We are hard-wired to tell stories.
... those long dark nights when we sat around the warmth and safety of a fire and shared stories about our day: what we did, what we hunted and gathered, what we saw - and of course all of those tales would've had a good dose of imagination thrown in. That animal we speared for dinner became far larger than it actually was, the trip to gather water from a nearby stream became fraught with tension because we lost our way and couldn't get back for ages (when actually we probably just took some time out to sit by the water and dream for a bit), and then there are the stories we tell about others, embellishing our own with those day to day interactions and relationships.
What wonderful stories we had the privilege of sharing at my recent Introduction to Memoir Workshop last weekend. A gathering of women with ideas and projects to describe, eager to commit their stories to the written word.
The writing of memoir involves the telling of truth, your story or journey, what happened during a time of change or transformation in your life. It can take courage to tell those stories, and we tell them when we are ready.
That can take a while. My Mom died in 2010 and it has only been within the last two or three years that I have started the writing of my memoir about her.
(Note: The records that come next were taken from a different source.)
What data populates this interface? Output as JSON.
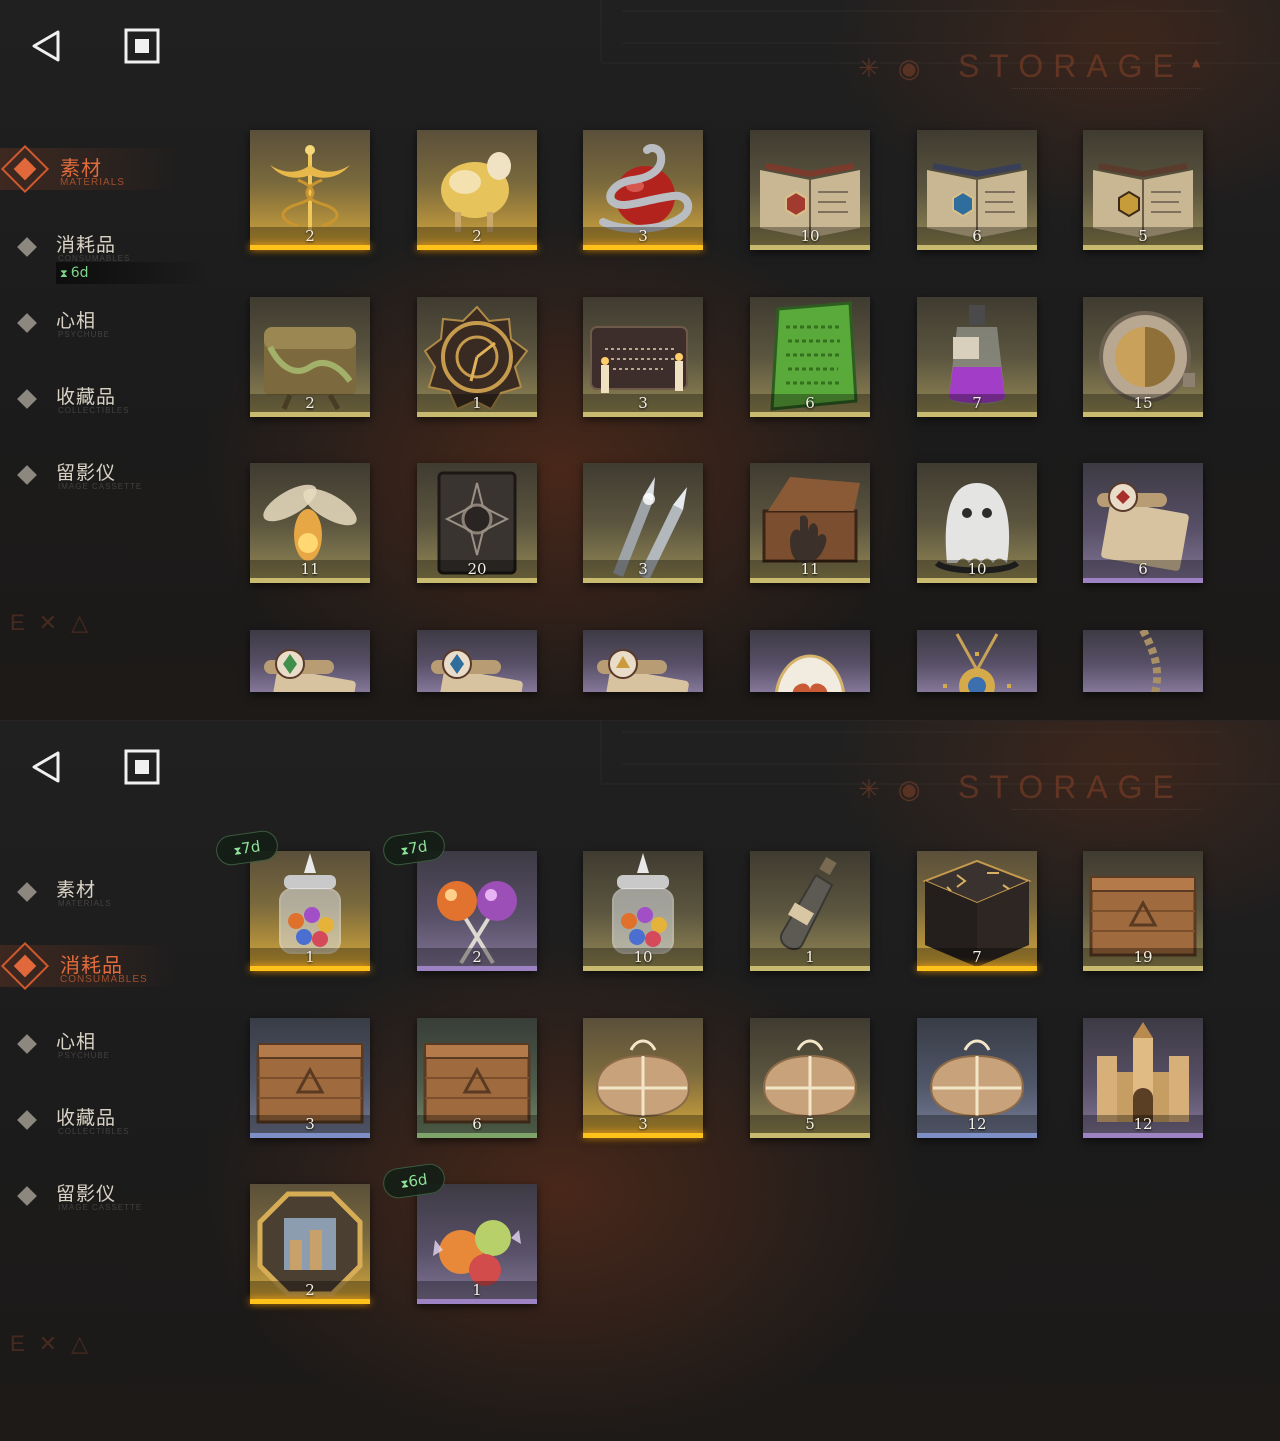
{
  "storage_title": "STORAGE",
  "panels": [
    {
      "nav": [
        {
          "label": "素材",
          "sub": "MATERIALS",
          "active": true
        },
        {
          "label": "消耗品",
          "sub": "CONSUMABLES",
          "active": false,
          "timer": "6d"
        },
        {
          "label": "心相",
          "sub": "PSYCHUBE",
          "active": false
        },
        {
          "label": "收藏品",
          "sub": "COLLECTIBLES",
          "active": false
        },
        {
          "label": "留影仪",
          "sub": "IMAGE CASSETTE",
          "active": false
        }
      ],
      "items": [
        {
          "name": "caduceus-icon",
          "qty": "2",
          "rarity": "gold"
        },
        {
          "name": "golden-sheep-icon",
          "qty": "2",
          "rarity": "gold"
        },
        {
          "name": "snake-apple-icon",
          "qty": "3",
          "rarity": "gold"
        },
        {
          "name": "open-book-red-icon",
          "qty": "10",
          "rarity": "khaki"
        },
        {
          "name": "open-book-blue-icon",
          "qty": "6",
          "rarity": "khaki"
        },
        {
          "name": "open-book-gold-icon",
          "qty": "5",
          "rarity": "khaki"
        },
        {
          "name": "mossy-chest-icon",
          "qty": "2",
          "rarity": "khaki"
        },
        {
          "name": "astrolabe-icon",
          "qty": "1",
          "rarity": "khaki"
        },
        {
          "name": "ouija-board-icon",
          "qty": "3",
          "rarity": "khaki"
        },
        {
          "name": "green-tablet-icon",
          "qty": "6",
          "rarity": "khaki"
        },
        {
          "name": "potion-bottle-icon",
          "qty": "7",
          "rarity": "khaki"
        },
        {
          "name": "pocket-watch-icon",
          "qty": "15",
          "rarity": "khaki"
        },
        {
          "name": "firefly-icon",
          "qty": "11",
          "rarity": "khaki"
        },
        {
          "name": "dark-tome-icon",
          "qty": "20",
          "rarity": "khaki"
        },
        {
          "name": "bullets-icon",
          "qty": "3",
          "rarity": "khaki"
        },
        {
          "name": "hand-box-icon",
          "qty": "11",
          "rarity": "khaki"
        },
        {
          "name": "ghost-icon",
          "qty": "10",
          "rarity": "khaki"
        },
        {
          "name": "scroll-red-icon",
          "qty": "6",
          "rarity": "purple"
        },
        {
          "name": "scroll-green-icon",
          "qty": "",
          "rarity": "purple"
        },
        {
          "name": "scroll-blue-icon",
          "qty": "",
          "rarity": "purple"
        },
        {
          "name": "scroll-gold-icon",
          "qty": "",
          "rarity": "purple"
        },
        {
          "name": "heart-egg-icon",
          "qty": "",
          "rarity": "purple"
        },
        {
          "name": "amulet-icon",
          "qty": "",
          "rarity": "purple"
        },
        {
          "name": "chain-pendant-icon",
          "qty": "",
          "rarity": "purple"
        }
      ]
    },
    {
      "nav": [
        {
          "label": "素材",
          "sub": "MATERIALS",
          "active": false
        },
        {
          "label": "消耗品",
          "sub": "CONSUMABLES",
          "active": true
        },
        {
          "label": "心相",
          "sub": "PSYCHUBE",
          "active": false
        },
        {
          "label": "收藏品",
          "sub": "COLLECTIBLES",
          "active": false
        },
        {
          "label": "留影仪",
          "sub": "IMAGE CASSETTE",
          "active": false
        }
      ],
      "items": [
        {
          "name": "candy-jar-icon",
          "qty": "1",
          "rarity": "gold",
          "timer": "7d"
        },
        {
          "name": "lollipops-icon",
          "qty": "2",
          "rarity": "purple",
          "timer": "7d"
        },
        {
          "name": "candy-jar-icon",
          "qty": "10",
          "rarity": "khaki"
        },
        {
          "name": "message-bottle-icon",
          "qty": "1",
          "rarity": "khaki"
        },
        {
          "name": "rune-cube-icon",
          "qty": "7",
          "rarity": "gold"
        },
        {
          "name": "wooden-crate-icon",
          "qty": "19",
          "rarity": "khaki"
        },
        {
          "name": "wooden-crate-icon",
          "qty": "3",
          "rarity": "blue"
        },
        {
          "name": "wooden-crate-icon",
          "qty": "6",
          "rarity": "green"
        },
        {
          "name": "parcel-icon",
          "qty": "3",
          "rarity": "gold"
        },
        {
          "name": "parcel-icon",
          "qty": "5",
          "rarity": "khaki"
        },
        {
          "name": "parcel-icon",
          "qty": "12",
          "rarity": "blue"
        },
        {
          "name": "castle-icon",
          "qty": "12",
          "rarity": "purple"
        },
        {
          "name": "octagon-medallion-icon",
          "qty": "2",
          "rarity": "gold"
        },
        {
          "name": "wrapped-candies-icon",
          "qty": "1",
          "rarity": "purple",
          "timer": "6d"
        }
      ]
    }
  ]
}
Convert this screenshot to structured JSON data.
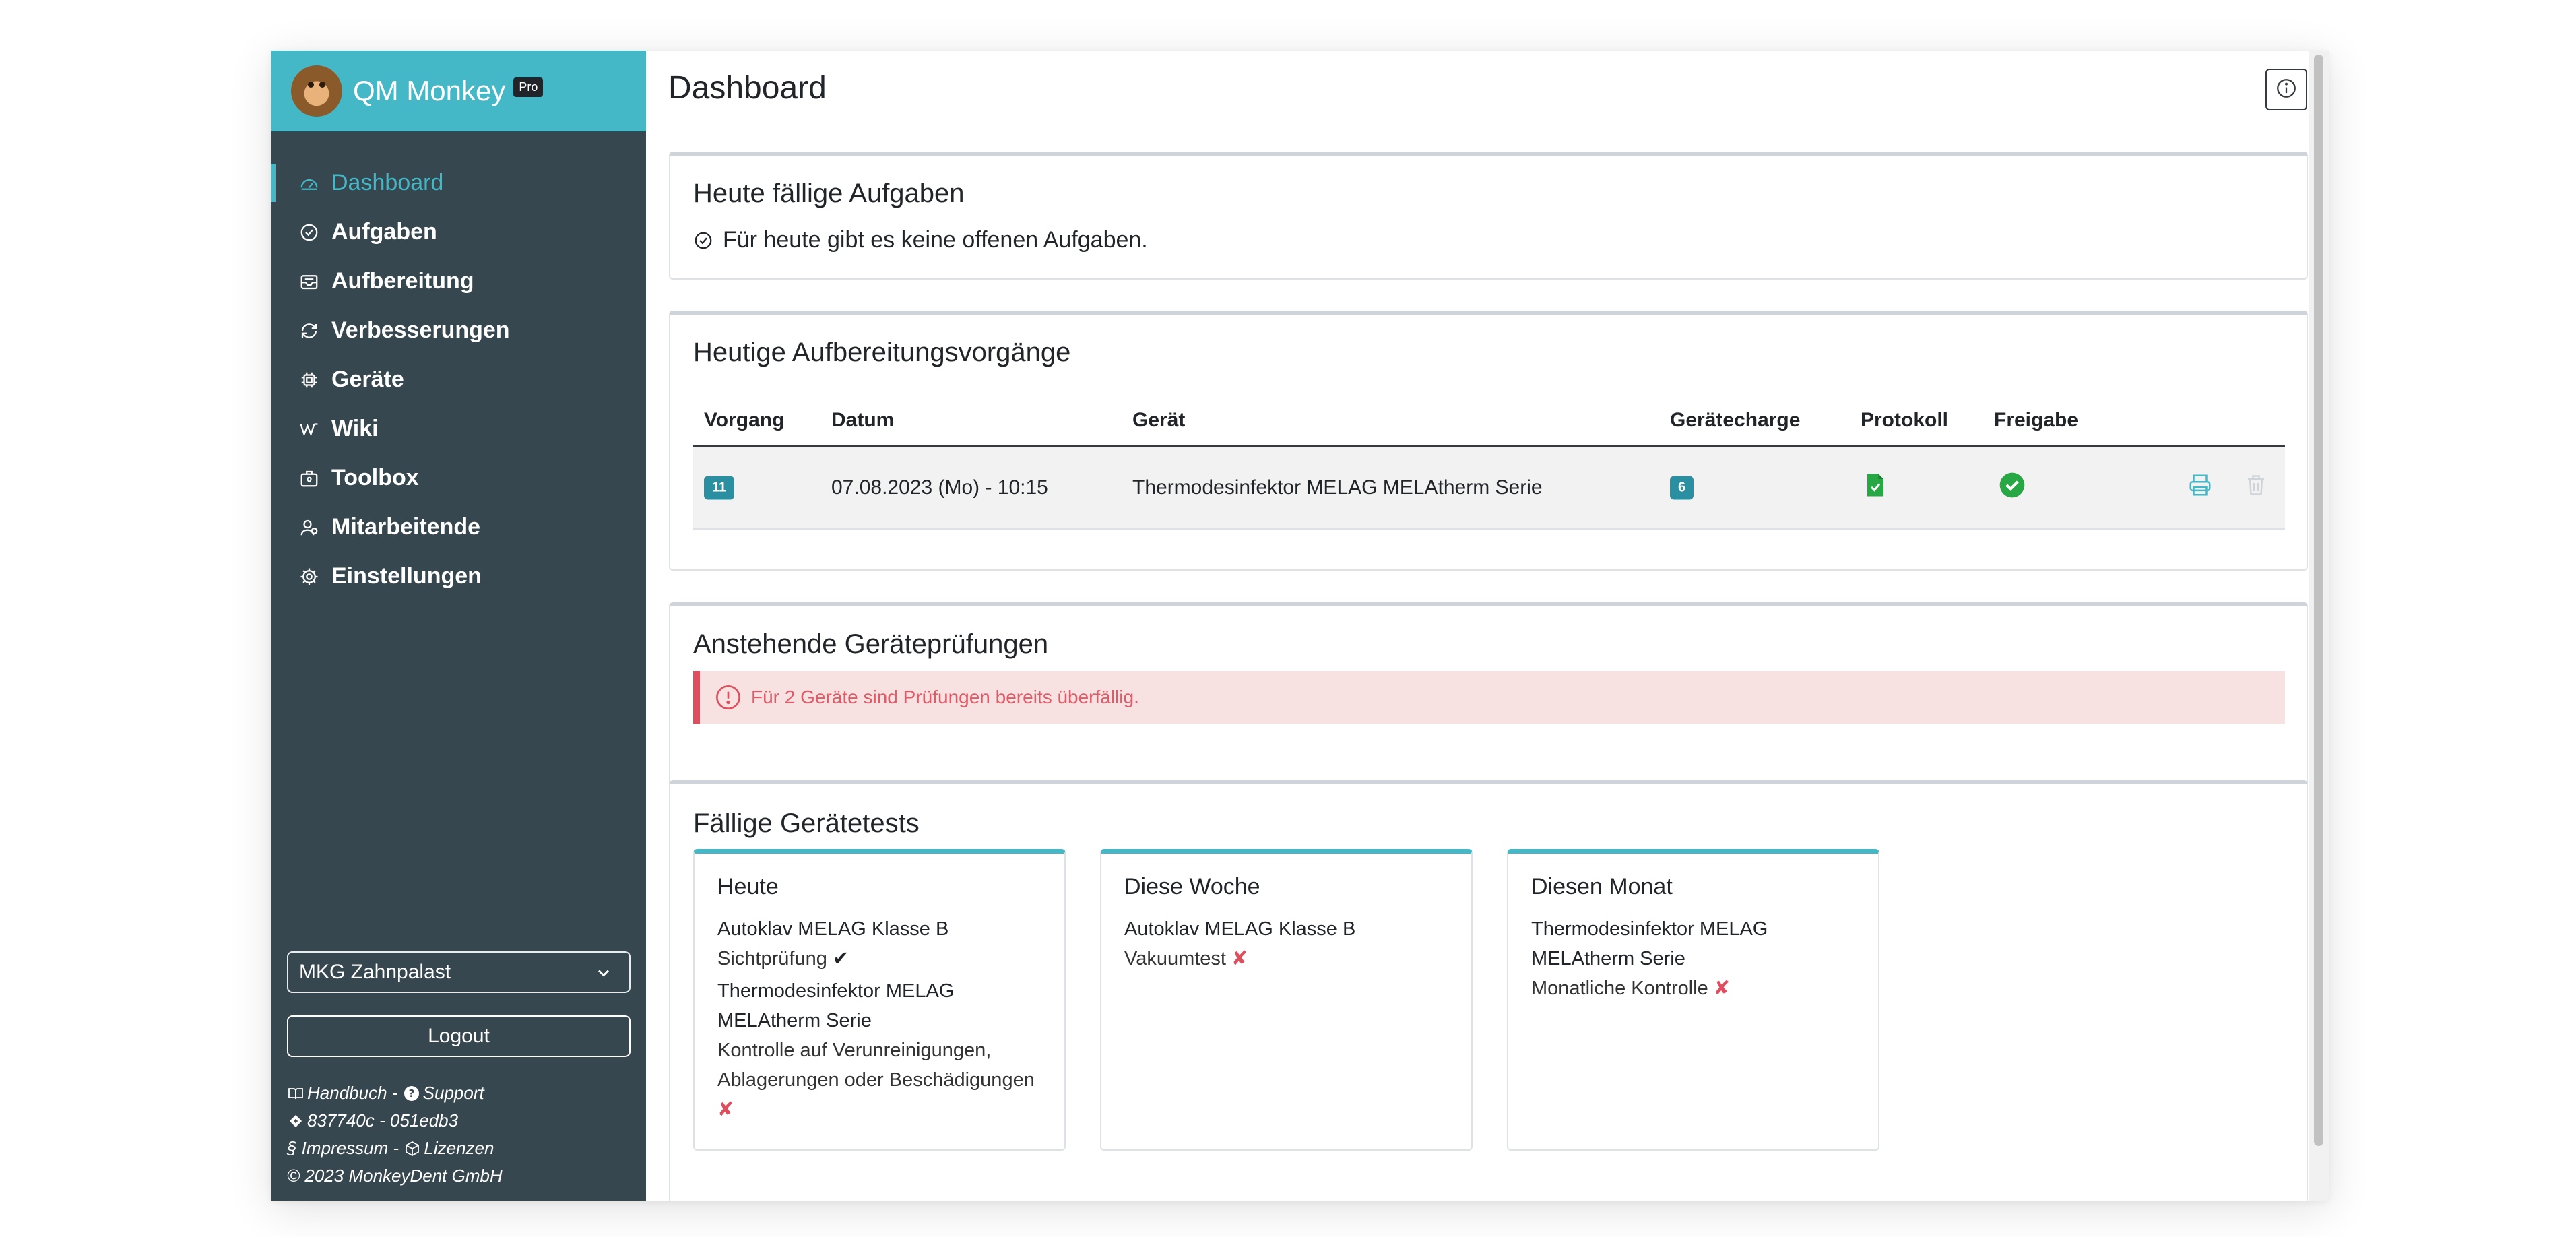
{
  "brand": {
    "name": "QM Monkey",
    "badge": "Pro"
  },
  "nav": [
    {
      "label": "Dashboard",
      "icon": "dashboard-icon"
    },
    {
      "label": "Aufgaben",
      "icon": "check-circle-icon"
    },
    {
      "label": "Aufbereitung",
      "icon": "inbox-icon"
    },
    {
      "label": "Verbesserungen",
      "icon": "refresh-icon"
    },
    {
      "label": "Geräte",
      "icon": "chip-icon"
    },
    {
      "label": "Wiki",
      "icon": "wiki-icon"
    },
    {
      "label": "Toolbox",
      "icon": "toolbox-icon"
    },
    {
      "label": "Mitarbeitende",
      "icon": "users-icon"
    },
    {
      "label": "Einstellungen",
      "icon": "gear-icon"
    }
  ],
  "site": {
    "selected": "MKG Zahnpalast"
  },
  "logout": "Logout",
  "footer": {
    "handbuch": "Handbuch",
    "sep": " - ",
    "support": "Support",
    "version": "837740c - 051edb3",
    "impressum": "§ Impressum - ",
    "lizenzen": "Lizenzen",
    "copyright": "© 2023 MonkeyDent GmbH"
  },
  "page": {
    "title": "Dashboard"
  },
  "tasks": {
    "title": "Heute fällige Aufgaben",
    "message": "Für heute gibt es keine offenen Aufgaben."
  },
  "processes": {
    "title": "Heutige Aufbereitungsvorgänge",
    "columns": [
      "Vorgang",
      "Datum",
      "Gerät",
      "Gerätecharge",
      "Protokoll",
      "Freigabe"
    ],
    "rows": [
      {
        "vorgang": "11",
        "datum": "07.08.2023 (Mo) - 10:15",
        "geraet": "Thermodesinfektor MELAG MELAtherm Serie",
        "charge": "6"
      }
    ]
  },
  "inspections": {
    "title": "Anstehende Geräteprüfungen",
    "alert": "Für 2 Geräte sind Prüfungen bereits überfällig."
  },
  "tests": {
    "title": "Fällige Gerätetests",
    "columns": [
      {
        "title": "Heute",
        "items": [
          {
            "device": "Autoklav MELAG Klasse B",
            "test": "Sichtprüfung",
            "mark": "✔"
          },
          {
            "device": "Thermodesinfektor MELAG MELAtherm Serie",
            "test": "Kontrolle auf Verunreinigungen, Ablagerungen oder Beschädigungen",
            "mark": "✘"
          }
        ]
      },
      {
        "title": "Diese Woche",
        "items": [
          {
            "device": "Autoklav MELAG Klasse B",
            "test": "Vakuumtest",
            "mark": "✘"
          }
        ]
      },
      {
        "title": "Diesen Monat",
        "items": [
          {
            "device": "Thermodesinfektor MELAG MELAtherm Serie",
            "test": "Monatliche Kontrolle",
            "mark": "✘"
          }
        ]
      }
    ]
  },
  "colors": {
    "accent": "#45b8c8",
    "sidebar": "#37474f",
    "danger": "#e04e5e",
    "success": "#28a745"
  }
}
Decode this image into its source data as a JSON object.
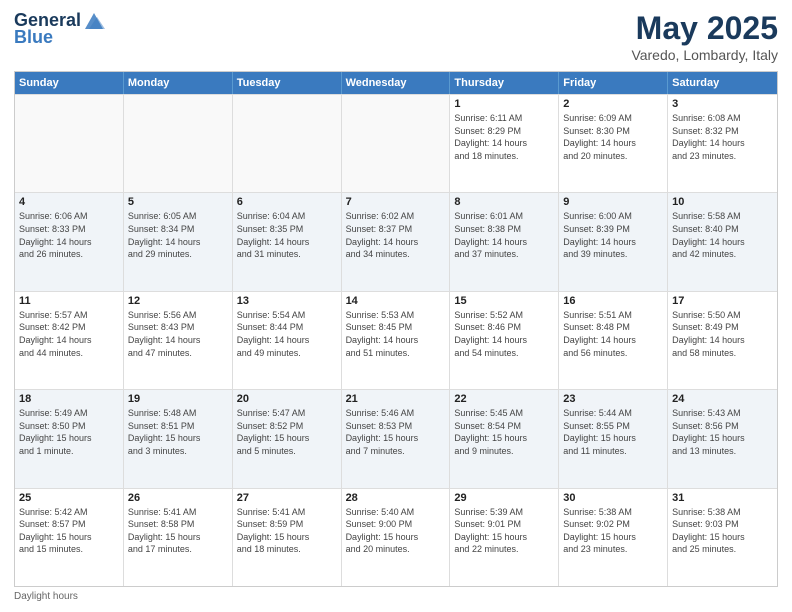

In contrast, my memoir about my first year after a breast cancer diagnosis was written and published within three years of that fateful day when I found out I had cancer.
Good strong stories customarily follow a narrative arc. A very simplistic description of the arc is the beginning where we meet the main characters and the scene is set (Act 1), the conflict/action/crisis follows (Act 2) and then the resolution ends the story (Act 3), where we find out what eventuated, the conclusion of our story. For example, earlier I mentioned going to the stream for water. That is Act 1 where we meet the person, the scene is set. Act 2 is all the conflict - what happens to challenge the mission of getting water? Our character falls down a hole, or is confronted by a wild animal, or indeed falls in the stream and floats away. Act 3 is how our character made it back to camp. How did they manage? What did they do? What have they learned from the experience?
Sometimes we are still living the story we want to write about. There is no resolution yet. We don't know what the end will be. Should that stop you from writing your story? No, I don't think so. You'll probably have the first two parts of your arc, and some memoirs do end with nothing being resolved.
Whatever your story and wherever you are in it, tell it.
Write it honestly and truthfully, because therein lies the power.